listened to it, I started getting hooked. The demo tape includes three
tunes: Overboard, High Water Mark, and All the Wiser. The latter tune is
the heavily distorted sound that Benjy couldn't get into, but the first
two are extremely catchy, well-written songs. I started going to (and
taping) all of their gigs; their CD "Fred Sex" rarely left my disc player
last summer! 

Between New Year's and late March, the Pants took a little hiatus. Neil
and their bassist, Eric Hutchins, left the band to do other stuff, and a
new version was unveiled, featuring Tom and Pistol, plus Tom's brother
Jeff Lawson on bass, Paul Currier on drums, and Dave Glavin alternating
between keyboards and guitar. In fact, the new version of the band relies
heavily (maybe too heavily) on the "instrument switch." I think I've seen
just about every member of the Pants play every instrument on stage at
some point other! There's a really funny Pants tune, in fact, called "We
All Play The Drums" which deals with the trials and tribulations of the
songwriter trying to get the band to play the tune his way!

Glavin left the band in April, and recently multi-instrumentalist James
Harvey (H-Mob, Surrender To The Air, Peter Apfelbaum's Heiroglyphics
Ensemble) has been filling in on keys and trombone, although for the New
York gig, he mostly played drums.

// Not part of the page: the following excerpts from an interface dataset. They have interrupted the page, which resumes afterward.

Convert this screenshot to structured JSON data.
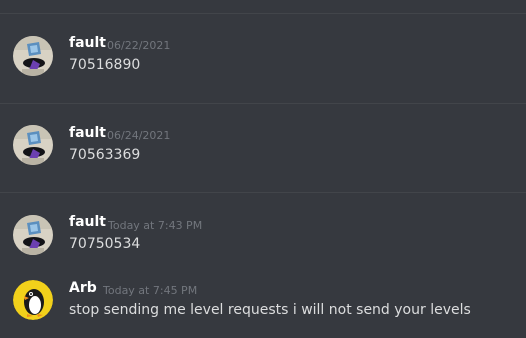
{
  "colors": {
    "background": "#36393f",
    "divider": "#42454a",
    "author": "#ffffff",
    "timestamp": "#72767d",
    "text": "#dcddde"
  },
  "messages": [
    {
      "author": "fault",
      "timestamp": "06/22/2021",
      "content": "70516890",
      "avatar_icon": "penguin-avatar-blue"
    },
    {
      "author": "fault",
      "timestamp": "06/24/2021",
      "content": "70563369",
      "avatar_icon": "penguin-avatar-blue"
    },
    {
      "author": "fault",
      "timestamp": "Today at 7:43 PM",
      "content": "70750534",
      "avatar_icon": "penguin-avatar-blue"
    },
    {
      "author": "Arb",
      "timestamp": "Today at 7:45 PM",
      "content": "stop sending me level requests i will not send your levels",
      "avatar_icon": "penguin-avatar-yellow"
    }
  ]
}
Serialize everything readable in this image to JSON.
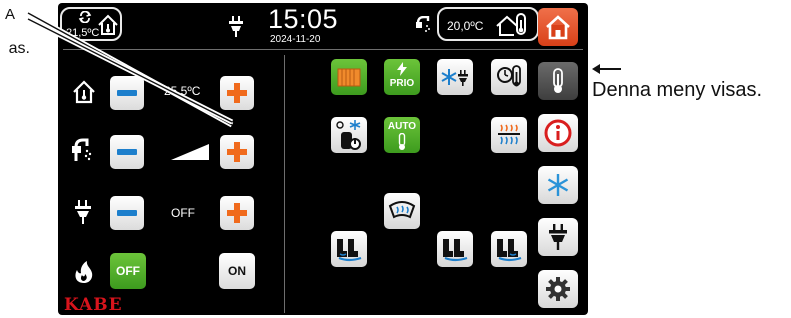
{
  "annotations": {
    "label_a": "A",
    "label_as": "as.",
    "label_menu": "Denna meny visas."
  },
  "status_bar": {
    "inside_temp": "21,5ºC",
    "time": "15:05",
    "date": "2024-11-20",
    "outside_temp": "20,0ºC"
  },
  "heating_rows": {
    "row1_value": "25,5ºC",
    "row3_value": "OFF",
    "row4_off_label": "OFF",
    "row4_on_label": "ON"
  },
  "quick_tiles": {
    "prio_label": "PRIO",
    "auto_label": "AUTO"
  },
  "brand": "KABE",
  "colors": {
    "accent_blue": "#1d7fcc",
    "accent_orange": "#f06a1c",
    "active_green": "#4caf2a",
    "brand_red": "#d8141c"
  },
  "side_menu": [
    "home-icon",
    "thermometer-icon",
    "info-icon",
    "snowflake-icon",
    "plug-icon",
    "settings-gear-icon"
  ]
}
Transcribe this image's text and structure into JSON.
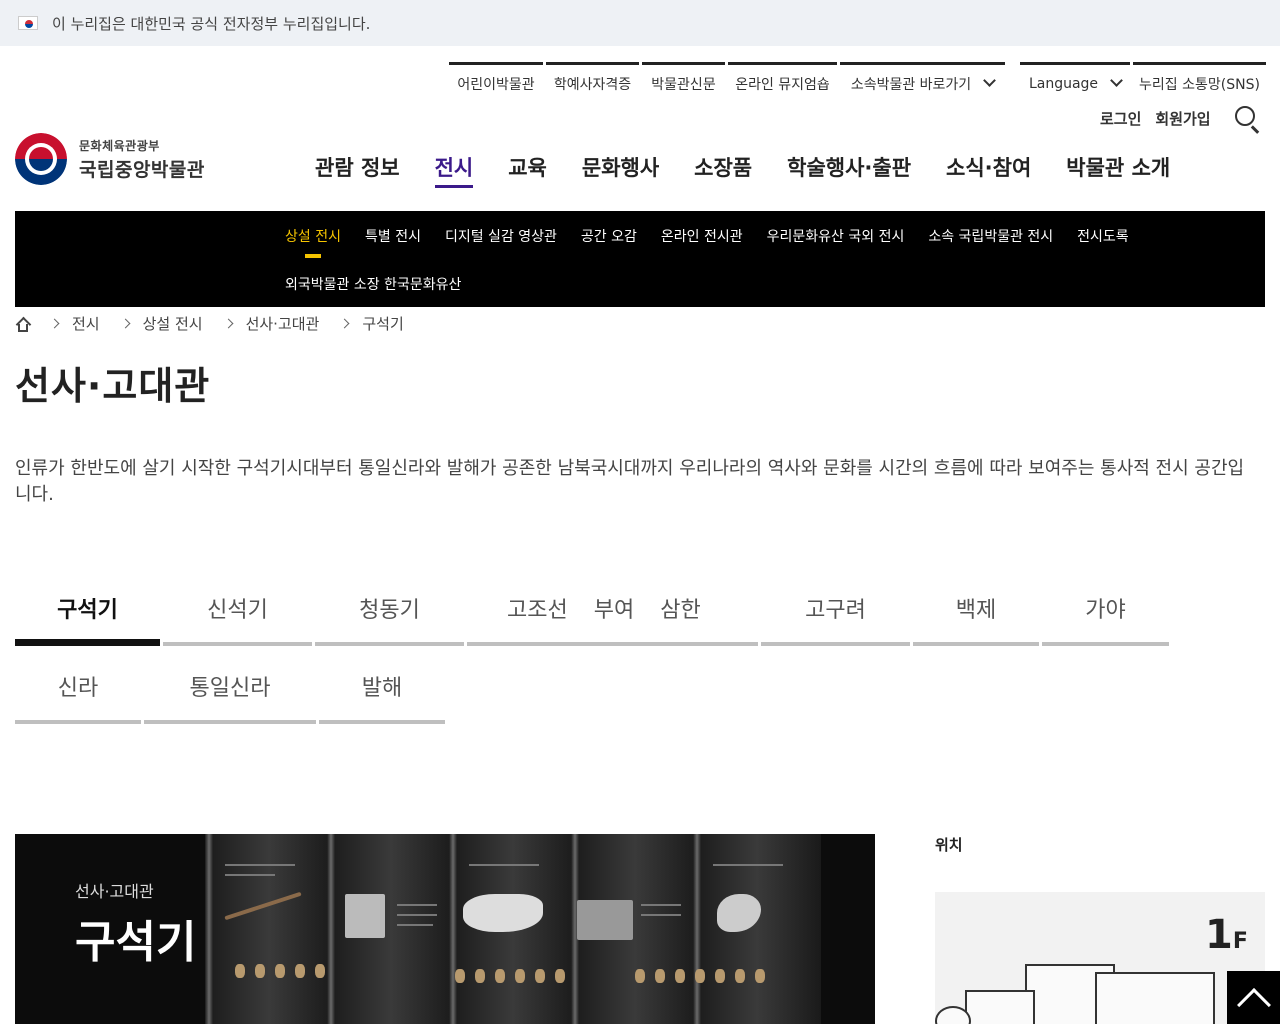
{
  "gov_banner": {
    "text": "이 누리집은 대한민국 공식 전자정부 누리집입니다."
  },
  "util_links": [
    {
      "label": "어린이박물관"
    },
    {
      "label": "학예사자격증"
    },
    {
      "label": "박물관신문"
    },
    {
      "label": "온라인 뮤지엄숍"
    },
    {
      "label": "소속박물관 바로가기"
    },
    {
      "label": "Language"
    },
    {
      "label": "누리집 소통망(SNS)"
    }
  ],
  "member": {
    "login": "로그인",
    "join": "회원가입"
  },
  "logo": {
    "ministry": "문화체육관광부",
    "name": "국립중앙박물관"
  },
  "gnb": [
    {
      "label": "관람 정보"
    },
    {
      "label": "전시"
    },
    {
      "label": "교육"
    },
    {
      "label": "문화행사"
    },
    {
      "label": "소장품"
    },
    {
      "label": "학술행사·출판"
    },
    {
      "label": "소식·참여"
    },
    {
      "label": "박물관 소개"
    }
  ],
  "subnav": {
    "row1": [
      "상설 전시",
      "특별 전시",
      "디지털 실감 영상관",
      "공간 오감",
      "온라인 전시관",
      "우리문화유산 국외 전시",
      "소속 국립박물관 전시",
      "전시도록"
    ],
    "row2": [
      "외국박물관 소장 한국문화유산"
    ]
  },
  "breadcrumb": [
    "전시",
    "상설 전시",
    "선사·고대관",
    "구석기"
  ],
  "page": {
    "title": "선사·고대관",
    "description": "인류가 한반도에 살기 시작한 구석기시대부터 통일신라와 발해가 공존한 남북국시대까지 우리나라의 역사와 문화를 시간의 흐름에 따라 보여주는 통사적 전시 공간입니다."
  },
  "tabs": [
    {
      "label": "구석기"
    },
    {
      "label": "신석기"
    },
    {
      "label": "청동기"
    },
    {
      "label": "고조선"
    },
    {
      "label": "부여"
    },
    {
      "label": "삼한"
    },
    {
      "label": "고구려"
    },
    {
      "label": "백제"
    },
    {
      "label": "가야"
    },
    {
      "label": "신라"
    },
    {
      "label": "통일신라"
    },
    {
      "label": "발해"
    }
  ],
  "exhibit": {
    "caption": "선사·고대관",
    "headline": "구석기"
  },
  "location": {
    "label": "위치",
    "floor_number": "1",
    "floor_suffix": "F"
  },
  "colors": {
    "accent": "#3b1a8a",
    "subnav_active": "#f5c400",
    "subnav_bg": "#000000"
  }
}
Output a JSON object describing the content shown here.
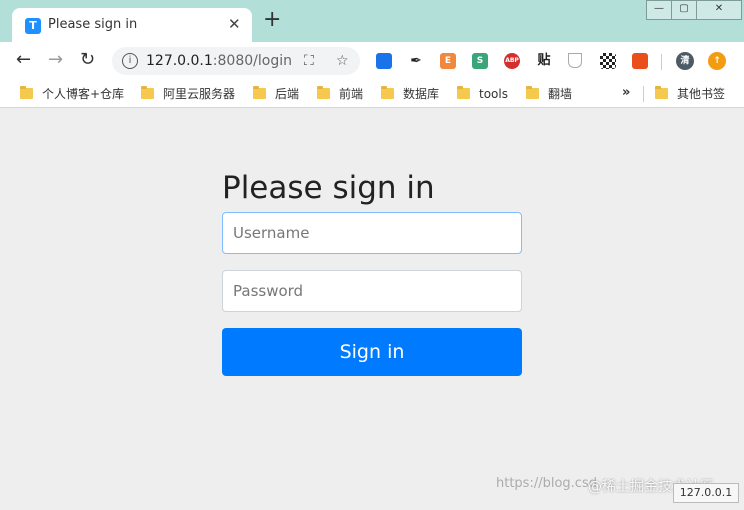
{
  "window": {
    "tab_title": "Please sign in",
    "tab_favicon": "T",
    "tab_close": "✕",
    "new_tab": "+",
    "controls": {
      "minimize": "—",
      "maximize": "▢",
      "close": "✕"
    }
  },
  "toolbar": {
    "url_host": "127.0.0.1",
    "url_path": ":8080/login",
    "extensions": [
      {
        "name": "translate-ext-icon",
        "label": "",
        "color": "#1a73e8"
      },
      {
        "name": "feather-ext-icon",
        "label": "✒",
        "color": "#222222"
      },
      {
        "name": "e-ext-icon",
        "label": "E",
        "color": "#f0883e"
      },
      {
        "name": "s-ext-icon",
        "label": "S",
        "color": "#3aa57a"
      },
      {
        "name": "abp-ext-icon",
        "label": "ABP",
        "color": "#d32f2f"
      },
      {
        "name": "tie-ext-icon",
        "label": "贴",
        "color": "#ffffff"
      },
      {
        "name": "shield-ext-icon",
        "label": "",
        "color": "#bbbbbb"
      },
      {
        "name": "qr-ext-icon",
        "label": "",
        "color": "#333333"
      },
      {
        "name": "pdf-ext-icon",
        "label": "",
        "color": "#e94e1b"
      },
      {
        "name": "profile-avatar",
        "label": "清",
        "color": "#4d5b66"
      },
      {
        "name": "update-ext-icon",
        "label": "↑",
        "color": "#f39c12"
      }
    ]
  },
  "bookmarks": {
    "items": [
      "个人博客+仓库",
      "阿里云服务器",
      "后端",
      "前端",
      "数据库",
      "tools",
      "翻墙"
    ],
    "more": "»",
    "other": "其他书签"
  },
  "login": {
    "heading": "Please sign in",
    "username_placeholder": "Username",
    "password_placeholder": "Password",
    "submit_label": "Sign in"
  },
  "watermark": {
    "url": "https://blog.csd",
    "community": "@稀土掘金技术社区"
  },
  "status_bar": "127.0.0.1"
}
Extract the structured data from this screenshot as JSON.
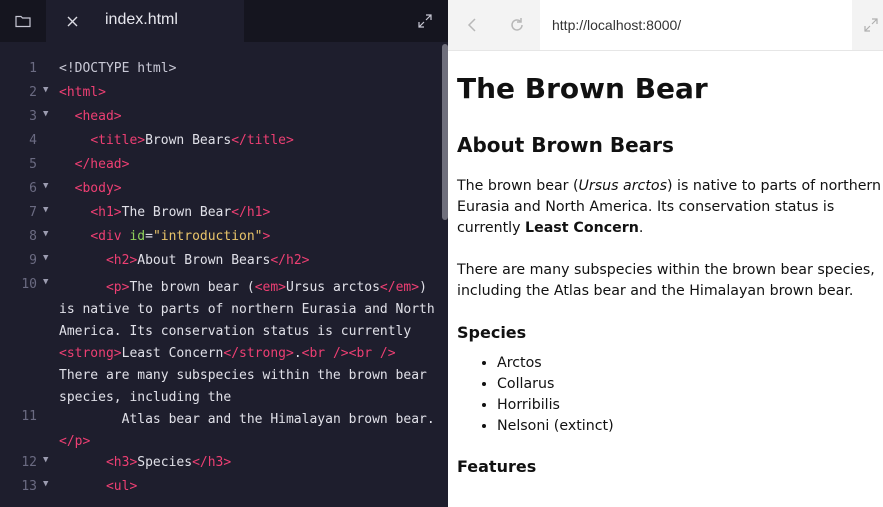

He did sing that tune he wrote, "She's
Not The One". I asked him if he'd ever sung in a band before, and he said
that, basically, it was a "rule" that everybody had to sing "at least
one." James also mentioned that this is something that may happen again
live, and that they were also going to be doing a studio recording. FWIW,
James leads an amazing jazz quintet (also featuring Dave "The Truth"
Grippo, Jeff Salisbury, Paul Asbell, and Aaron Hersey) that plays every
Tuesday at Burlington's coolest music venue, Rio's Cantina. Anyone
remotely closeby should check them out.

Anyhow, I'm glad I gave the Pants a chance to grow on really does
"cleanse the palate" after too many consecutive jazz discs!  If anyone
wants to check out an excellent live Pants show, I'll be glad to do it for
the first couple folks who respond for blanks and postage. I have no idea
if they have any CDs left, but you might check with the Good Citizen
Supply Store at 802.865.2122.

Pete Gershon